Roman Imperial coin, silver, AR antoninianus. Struck during the reign of Caesar Gaius Messius Quintus Traianus Decius Augustus, possibly in 251 during his joint reign with his son, Quintus Herennius Etruscus Messius Decius Augustus, 249-251 C.E. The radiate head of Trajan Decius faces right in profile, on obverse with the inscriptions "IMP C M Q TRAIANVS DECIVS AVG" surrounding image. On reverse, the two Pannoniae, the personifications of the divisions of the region of Pannoniae, face front and stand side by side, each holding a standard with the inscription "PANNONIAE" surrounding image. Reverse images faded and difficult to decipher.
Date range: 249-251 C.E.
Remarks: Born about 201 C.E. at Budalia, a village in Lower Pannonia, Decius attained senatorial rank early in his career and was governor of Lower Moesia from 234-8 C.E. Following the abortive rebellion of Pacatian in Upper Moesia, Philip dispatched Decius to restore order; but the rebels forced the latter, under threat of death, to assume the purple and march upon Italy. In the ensuing battle, which was fought near Verona, Philip and his son were slain and Decius was left undisputed master of the empire. Much of his short reign was spent in fighting the barbarians on the Northern frontier, and in battle against the Goths at Abrittus, late in 251 , Decius was defeated and killed together with his elder son and co emperor, Herennius Etruscus. The reign of Decius is, perhaps, best known for his rigorous persecution of the Christians, in which Pope Fabian lost his life.

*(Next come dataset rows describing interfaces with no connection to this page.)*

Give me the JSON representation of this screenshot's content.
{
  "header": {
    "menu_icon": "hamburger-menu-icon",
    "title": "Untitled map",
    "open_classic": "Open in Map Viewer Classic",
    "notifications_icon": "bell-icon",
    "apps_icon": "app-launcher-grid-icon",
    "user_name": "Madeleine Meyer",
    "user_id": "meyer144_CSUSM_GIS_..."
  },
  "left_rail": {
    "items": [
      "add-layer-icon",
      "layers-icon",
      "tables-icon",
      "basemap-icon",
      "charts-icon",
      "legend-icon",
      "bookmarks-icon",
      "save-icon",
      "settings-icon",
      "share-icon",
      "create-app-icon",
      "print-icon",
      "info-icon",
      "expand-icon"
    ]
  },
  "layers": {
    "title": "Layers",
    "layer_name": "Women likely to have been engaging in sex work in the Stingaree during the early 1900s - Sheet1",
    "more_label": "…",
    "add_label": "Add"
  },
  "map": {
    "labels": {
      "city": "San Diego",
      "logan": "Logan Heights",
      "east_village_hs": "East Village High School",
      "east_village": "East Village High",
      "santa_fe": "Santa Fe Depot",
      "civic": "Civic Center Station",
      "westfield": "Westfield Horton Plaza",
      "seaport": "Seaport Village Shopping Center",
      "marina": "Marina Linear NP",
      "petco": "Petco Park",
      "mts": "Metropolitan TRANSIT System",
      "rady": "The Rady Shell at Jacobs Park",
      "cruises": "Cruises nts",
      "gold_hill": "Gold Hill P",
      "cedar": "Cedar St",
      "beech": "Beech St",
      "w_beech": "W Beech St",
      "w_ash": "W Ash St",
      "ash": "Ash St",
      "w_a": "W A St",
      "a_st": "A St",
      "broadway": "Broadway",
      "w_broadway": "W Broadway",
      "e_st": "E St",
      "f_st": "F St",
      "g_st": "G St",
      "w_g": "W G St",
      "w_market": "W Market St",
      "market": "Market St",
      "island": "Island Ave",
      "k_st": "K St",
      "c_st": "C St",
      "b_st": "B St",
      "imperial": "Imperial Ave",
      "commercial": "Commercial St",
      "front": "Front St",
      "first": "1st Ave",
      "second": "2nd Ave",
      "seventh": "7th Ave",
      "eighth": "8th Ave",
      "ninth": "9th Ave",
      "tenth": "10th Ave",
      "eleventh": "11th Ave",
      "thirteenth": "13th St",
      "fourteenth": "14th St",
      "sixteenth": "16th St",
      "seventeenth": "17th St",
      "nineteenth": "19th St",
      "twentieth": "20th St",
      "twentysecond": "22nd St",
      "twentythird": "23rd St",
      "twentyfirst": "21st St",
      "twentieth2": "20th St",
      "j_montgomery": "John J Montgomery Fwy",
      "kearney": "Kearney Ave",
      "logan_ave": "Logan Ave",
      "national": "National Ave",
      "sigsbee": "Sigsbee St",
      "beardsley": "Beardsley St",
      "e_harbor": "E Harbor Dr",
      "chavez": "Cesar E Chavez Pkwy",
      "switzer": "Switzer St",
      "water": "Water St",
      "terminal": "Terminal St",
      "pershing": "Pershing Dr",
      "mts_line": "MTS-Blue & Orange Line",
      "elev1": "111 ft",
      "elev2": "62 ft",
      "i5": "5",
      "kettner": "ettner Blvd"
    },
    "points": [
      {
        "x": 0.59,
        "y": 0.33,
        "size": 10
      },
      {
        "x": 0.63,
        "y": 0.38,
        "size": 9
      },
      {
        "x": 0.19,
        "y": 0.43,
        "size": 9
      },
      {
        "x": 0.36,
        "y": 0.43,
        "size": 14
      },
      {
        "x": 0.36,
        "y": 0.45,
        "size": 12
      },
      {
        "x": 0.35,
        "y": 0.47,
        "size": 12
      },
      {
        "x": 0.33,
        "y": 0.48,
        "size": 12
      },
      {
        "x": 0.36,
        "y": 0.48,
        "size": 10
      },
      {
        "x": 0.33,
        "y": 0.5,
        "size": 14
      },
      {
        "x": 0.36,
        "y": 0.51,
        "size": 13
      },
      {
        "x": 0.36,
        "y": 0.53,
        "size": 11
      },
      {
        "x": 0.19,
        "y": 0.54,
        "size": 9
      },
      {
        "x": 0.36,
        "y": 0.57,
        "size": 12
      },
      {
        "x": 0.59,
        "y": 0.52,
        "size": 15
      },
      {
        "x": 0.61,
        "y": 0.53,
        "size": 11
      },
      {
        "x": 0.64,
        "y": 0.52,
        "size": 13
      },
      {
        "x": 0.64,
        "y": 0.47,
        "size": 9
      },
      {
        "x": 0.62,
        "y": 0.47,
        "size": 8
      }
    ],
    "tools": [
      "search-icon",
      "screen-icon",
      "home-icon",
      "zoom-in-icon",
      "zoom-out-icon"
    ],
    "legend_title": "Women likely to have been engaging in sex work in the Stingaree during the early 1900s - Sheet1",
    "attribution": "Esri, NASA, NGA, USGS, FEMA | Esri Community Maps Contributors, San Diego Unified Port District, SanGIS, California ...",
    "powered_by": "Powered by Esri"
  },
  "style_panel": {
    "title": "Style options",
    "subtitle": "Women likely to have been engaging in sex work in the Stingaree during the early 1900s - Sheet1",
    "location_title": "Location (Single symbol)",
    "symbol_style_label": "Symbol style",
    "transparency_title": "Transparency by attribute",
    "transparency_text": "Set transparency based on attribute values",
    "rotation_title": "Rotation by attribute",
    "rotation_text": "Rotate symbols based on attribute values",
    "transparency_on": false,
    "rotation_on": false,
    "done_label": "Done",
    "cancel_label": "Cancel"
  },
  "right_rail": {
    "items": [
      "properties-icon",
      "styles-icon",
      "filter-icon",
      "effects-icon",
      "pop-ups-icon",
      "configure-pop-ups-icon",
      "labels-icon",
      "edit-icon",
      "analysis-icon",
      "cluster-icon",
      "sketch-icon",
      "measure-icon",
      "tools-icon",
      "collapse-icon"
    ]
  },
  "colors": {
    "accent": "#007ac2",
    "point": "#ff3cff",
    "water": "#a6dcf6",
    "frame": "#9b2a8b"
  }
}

Trajan Decius' coins were minted in Rome, Milan, and Antioch.
Reference: David Sear, "Roman Coins and Their Values", (Vol III, 2005), #9378, pg 199.
|Credit line||Gift of Arthur G. and Roswitha Haas|